### YOUR INSTRUCTIONS
Could you copy the records below exactly, keeping none of the images?

:: RECORDED INFORMATION

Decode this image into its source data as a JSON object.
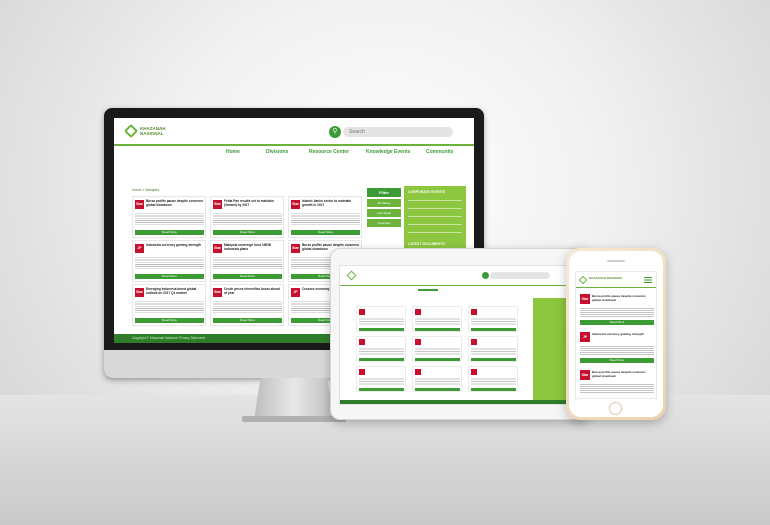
{
  "colors": {
    "accent": "#3d9b35",
    "accent_light": "#8dc63f",
    "footer": "#2f7d2a",
    "news_badge": "#c8102e"
  },
  "site": {
    "logo_text": "KHAZANAH NASIONAL",
    "search_placeholder": "Search",
    "nav": [
      "Home",
      "Divisions",
      "Resource Center",
      "Knowledge Events",
      "Community"
    ],
    "breadcrumb": "Home > Malaysia",
    "filter_label": "Filter",
    "filter_options": [
      "All Status",
      "Last Week",
      "Yesterday"
    ],
    "read_more": "Read More",
    "cards": [
      {
        "badge": "Star",
        "title": "Bursa profits pause despite concerns global slowdown"
      },
      {
        "badge": "Star",
        "title": "Felda Pan results set to maintain (Variant) by 2017"
      },
      {
        "badge": "Star",
        "title": "Islamic banks sector to maintain growth in 2017"
      },
      {
        "badge": "JP",
        "title": "Indonesia currency gaining strength"
      },
      {
        "badge": "Star",
        "title": "Malaysia sovereign fund 1MDB Indonesia plans"
      },
      {
        "badge": "Star",
        "title": "Bursa profits pause despite concerns global slowdown"
      },
      {
        "badge": "Star",
        "title": "Emerging Indonesia boost global outlook on 2017 Q1 market"
      },
      {
        "badge": "Star",
        "title": "Crude prices intensifies boost ahead of year"
      },
      {
        "badge": "JP",
        "title": "Crosses economy growth"
      }
    ],
    "sidebar_heading_1": "CORPORATE EVENTS",
    "sidebar_heading_2": "LATEST DOCUMENTS",
    "footer_text": "Copyright © Khazanah Nasional. Privacy Statement"
  },
  "phone": {
    "logo_text": "KHAZANAH NASIONAL",
    "cards": [
      {
        "badge": "Star",
        "title": "Bursa profits pause despite concerns global slowdown"
      },
      {
        "badge": "JP",
        "title": "Indonesia currency gaining strength"
      },
      {
        "badge": "Star",
        "title": "Bursa profits pause despite concerns global slowdown"
      }
    ],
    "read_more": "Read More"
  },
  "device": {
    "apple_glyph": ""
  }
}
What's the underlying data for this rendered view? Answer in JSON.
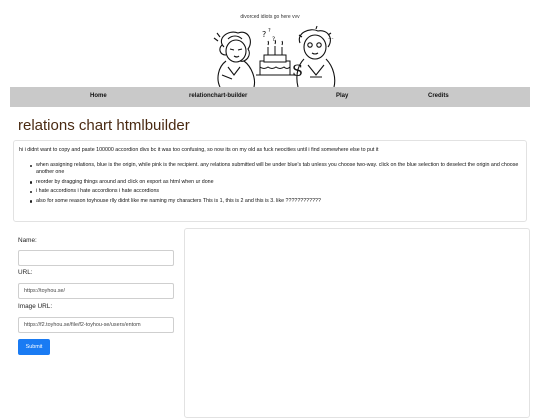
{
  "header": {
    "tagline": "divorced idiots go here vvv"
  },
  "nav": {
    "items": [
      {
        "label": "Home"
      },
      {
        "label": "relationchart-builder"
      },
      {
        "label": "Play"
      },
      {
        "label": "Credits"
      }
    ]
  },
  "page": {
    "title": "relations chart htmlbuilder"
  },
  "info": {
    "intro": "hi i didnt want to copy and paste 100000 accordion divs bc it was too confusing, so now its on my old as fuck neocities until i find somewhere else to put it",
    "bullets": [
      "when assigning relations, blue is the origin, while pink is the recipient. any relations submitted will be under blue's tab unless you choose two-way. click on the blue selection to deselect the origin and choose another one",
      "reorder by dragging things around and click on export as html when ur done",
      "i hate accordions i hate accordions i hate accordions",
      "also for some reason toyhouse rlly didnt like me naming my characters This is 1, this is 2 and this is 3. like ????????????"
    ]
  },
  "form": {
    "name_label": "Name:",
    "name_value": "",
    "url_label": "URL:",
    "url_value": "https://toyhou.se/",
    "image_label": "Image URL:",
    "image_value": "https://f2.toyhou.se/file/f2-toyhou-se/users/entom",
    "submit_label": "Submit"
  },
  "colors": {
    "nav_bg": "#c9c9c9",
    "title": "#4a2a12",
    "submit_bg": "#1a7bf3"
  }
}
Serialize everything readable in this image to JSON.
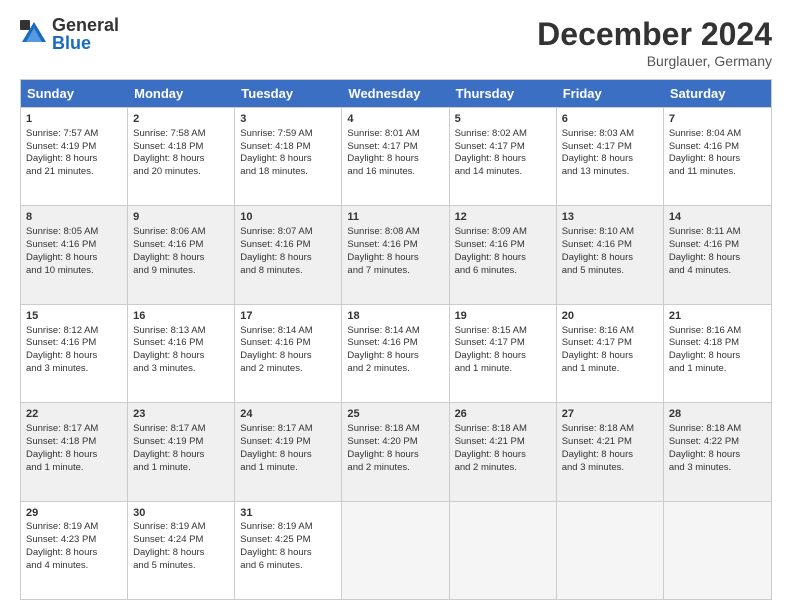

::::

### OUTPUT OF THE TASK
Decode this image into its source data as a JSON object.
{
  "colors": {
    "accent": "#3d9b35",
    "accent_light": "#8dc63f",
    "footer": "#2f7d2a",
    "news_badge": "#c8102e"
  },
  "site": {
    "logo_text": "KHAZANAH NASIONAL",
    "search_placeholder": "Search",
    "nav": [
      "Home",
      "Divisions",
      "Resource Center",
      "Knowledge Events",
      "Community"
    ],
    "breadcrumb": "Home > Malaysia",
    "filter_label": "Filter",
    "filter_options": [
      "All Status",
      "Last Week",
      "Yesterday"
    ],
    "read_more": "Read More",
    "cards": [
      {
        "badge": "Star",
        "title": "Bursa profits pause despite concerns global slowdown"
      },
      {
        "badge": "Star",
        "title": "Felda Pan results set to maintain (Variant) by 2017"
      },
      {
        "badge": "Star",
        "title": "Islamic banks sector to maintain growth in 2017"
      },
      {
        "badge": "JP",
        "title": "Indonesia currency gaining strength"
      },
      {
        "badge": "Star",
        "title": "Malaysia sovereign fund 1MDB Indonesia plans"
      },
      {
        "badge": "Star",
        "title": "Bursa profits pause despite concerns global slowdown"
      },
      {
        "badge": "Star",
        "title": "Emerging Indonesia boost global outlook on 2017 Q1 market"
      },
      {
        "badge": "Star",
        "title": "Crude prices intensifies boost ahead of year"
      },
      {
        "badge": "JP",
        "title": "Crosses economy growth"
      }
    ],
    "sidebar_heading_1": "CORPORATE EVENTS",
    "sidebar_heading_2": "LATEST DOCUMENTS",
    "footer_text": "Copyright © Khazanah Nasional. Privacy Statement"
  },
  "phone": {
    "logo_text": "KHAZANAH NASIONAL",
    "cards": [
      {
        "badge": "Star",
        "title": "Bursa profits pause despite concerns global slowdown"
      },
      {
        "badge": "JP",
        "title": "Indonesia currency gaining strength"
      },
      {
        "badge": "Star",
        "title": "Bursa profits pause despite concerns global slowdown"
      }
    ],
    "read_more": "Read More"
  },
  "device": {
    "apple_glyph": ""
  }
}
What's the underlying data for this rendered view? Answer in JSON.
{
  "header": {
    "tagline": "divorced idiots go here vvv"
  },
  "nav": {
    "items": [
      {
        "label": "Home"
      },
      {
        "label": "relationchart-builder"
      },
      {
        "label": "Play"
      },
      {
        "label": "Credits"
      }
    ]
  },
  "page": {
    "title": "relations chart htmlbuilder"
  },
  "info": {
    "intro": "hi i didnt want to copy and paste 100000 accordion divs bc it was too confusing, so now its on my old as fuck neocities until i find somewhere else to put it",
    "bullets": [
      "when assigning relations, blue is the origin, while pink is the recipient. any relations submitted will be under blue's tab unless you choose two-way. click on the blue selection to deselect the origin and choose another one",
      "reorder by dragging things around and click on export as html when ur done",
      "i hate accordions i hate accordions i hate accordions",
      "also for some reason toyhouse rlly didnt like me naming my characters This is 1, this is 2 and this is 3. like ????????????"
    ]
  },
  "form": {
    "name_label": "Name:",
    "name_value": "",
    "url_label": "URL:",
    "url_value": "https://toyhou.se/",
    "image_label": "Image URL:",
    "image_value": "https://f2.toyhou.se/file/f2-toyhou-se/users/entom",
    "submit_label": "Submit"
  },
  "colors": {
    "nav_bg": "#c9c9c9",
    "title": "#4a2a12",
    "submit_bg": "#1a7bf3"
  }
}
Serialize everything readable in this image to JSON.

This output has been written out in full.